Problem to work on
The answer should be every line below, retyped exactly.

Records for processing
- - -
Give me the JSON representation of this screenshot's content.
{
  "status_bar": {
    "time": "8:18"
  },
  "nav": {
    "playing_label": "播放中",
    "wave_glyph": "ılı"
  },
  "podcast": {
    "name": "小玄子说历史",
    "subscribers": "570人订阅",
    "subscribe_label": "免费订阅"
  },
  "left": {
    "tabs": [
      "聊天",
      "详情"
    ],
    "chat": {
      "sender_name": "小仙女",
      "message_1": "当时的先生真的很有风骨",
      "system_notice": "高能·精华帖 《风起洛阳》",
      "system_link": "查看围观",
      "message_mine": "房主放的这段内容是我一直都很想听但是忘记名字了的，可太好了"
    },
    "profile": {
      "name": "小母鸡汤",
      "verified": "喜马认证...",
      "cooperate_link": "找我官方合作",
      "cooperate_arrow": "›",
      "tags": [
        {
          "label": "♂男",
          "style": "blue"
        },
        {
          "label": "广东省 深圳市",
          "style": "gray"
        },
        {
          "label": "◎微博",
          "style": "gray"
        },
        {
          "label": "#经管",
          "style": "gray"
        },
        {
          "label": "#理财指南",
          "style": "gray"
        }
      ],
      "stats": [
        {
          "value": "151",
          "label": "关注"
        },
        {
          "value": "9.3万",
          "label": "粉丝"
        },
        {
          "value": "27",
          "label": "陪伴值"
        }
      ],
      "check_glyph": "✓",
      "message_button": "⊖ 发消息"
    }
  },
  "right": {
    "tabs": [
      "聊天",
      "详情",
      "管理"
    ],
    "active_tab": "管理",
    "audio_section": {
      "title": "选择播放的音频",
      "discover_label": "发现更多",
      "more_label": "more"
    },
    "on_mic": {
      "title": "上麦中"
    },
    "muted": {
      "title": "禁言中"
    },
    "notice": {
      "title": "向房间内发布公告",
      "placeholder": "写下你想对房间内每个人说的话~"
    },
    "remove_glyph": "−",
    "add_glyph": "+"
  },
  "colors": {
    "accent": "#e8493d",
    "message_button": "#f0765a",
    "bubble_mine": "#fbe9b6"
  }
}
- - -
Answer to this exercise
Give me the JSON representation of this screenshot's content.
{
  "status_bar": {
    "time": "8:18"
  },
  "nav": {
    "playing_label": "播放中",
    "wave_glyph": "ılı"
  },
  "podcast": {
    "name": "小玄子说历史",
    "subscribers": "570人订阅",
    "subscribe_label": "免费订阅"
  },
  "left": {
    "tabs": [
      "聊天",
      "详情"
    ],
    "chat": {
      "sender_name": "小仙女",
      "message_1": "当时的先生真的很有风骨",
      "system_notice": "高能·精华帖 《风起洛阳》",
      "system_link": "查看围观",
      "message_mine": "房主放的这段内容是我一直都很想听但是忘记名字了的，可太好了"
    },
    "profile": {
      "name": "小母鸡汤",
      "verified": "喜马认证...",
      "cooperate_link": "找我官方合作",
      "cooperate_arrow": "›",
      "tags": [
        {
          "label": "♂男",
          "style": "blue"
        },
        {
          "label": "广东省 深圳市",
          "style": "gray"
        },
        {
          "label": "◎微博",
          "style": "gray"
        },
        {
          "label": "#经管",
          "style": "gray"
        },
        {
          "label": "#理财指南",
          "style": "gray"
        }
      ],
      "stats": [
        {
          "value": "151",
          "label": "关注"
        },
        {
          "value": "9.3万",
          "label": "粉丝"
        },
        {
          "value": "27",
          "label": "陪伴值"
        }
      ],
      "check_glyph": "✓",
      "message_button": "⊖ 发消息"
    }
  },
  "right": {
    "tabs": [
      "聊天",
      "详情",
      "管理"
    ],
    "active_tab": "管理",
    "audio_section": {
      "title": "选择播放的音频",
      "discover_label": "发现更多",
      "more_label": "more"
    },
    "on_mic": {
      "title": "上麦中"
    },
    "muted": {
      "title": "禁言中"
    },
    "notice": {
      "title": "向房间内发布公告",
      "placeholder": "写下你想对房间内每个人说的话~"
    },
    "remove_glyph": "−",
    "add_glyph": "+"
  },
  "colors": {
    "accent": "#e8493d",
    "message_button": "#f0765a",
    "bubble_mine": "#fbe9b6"
  }
}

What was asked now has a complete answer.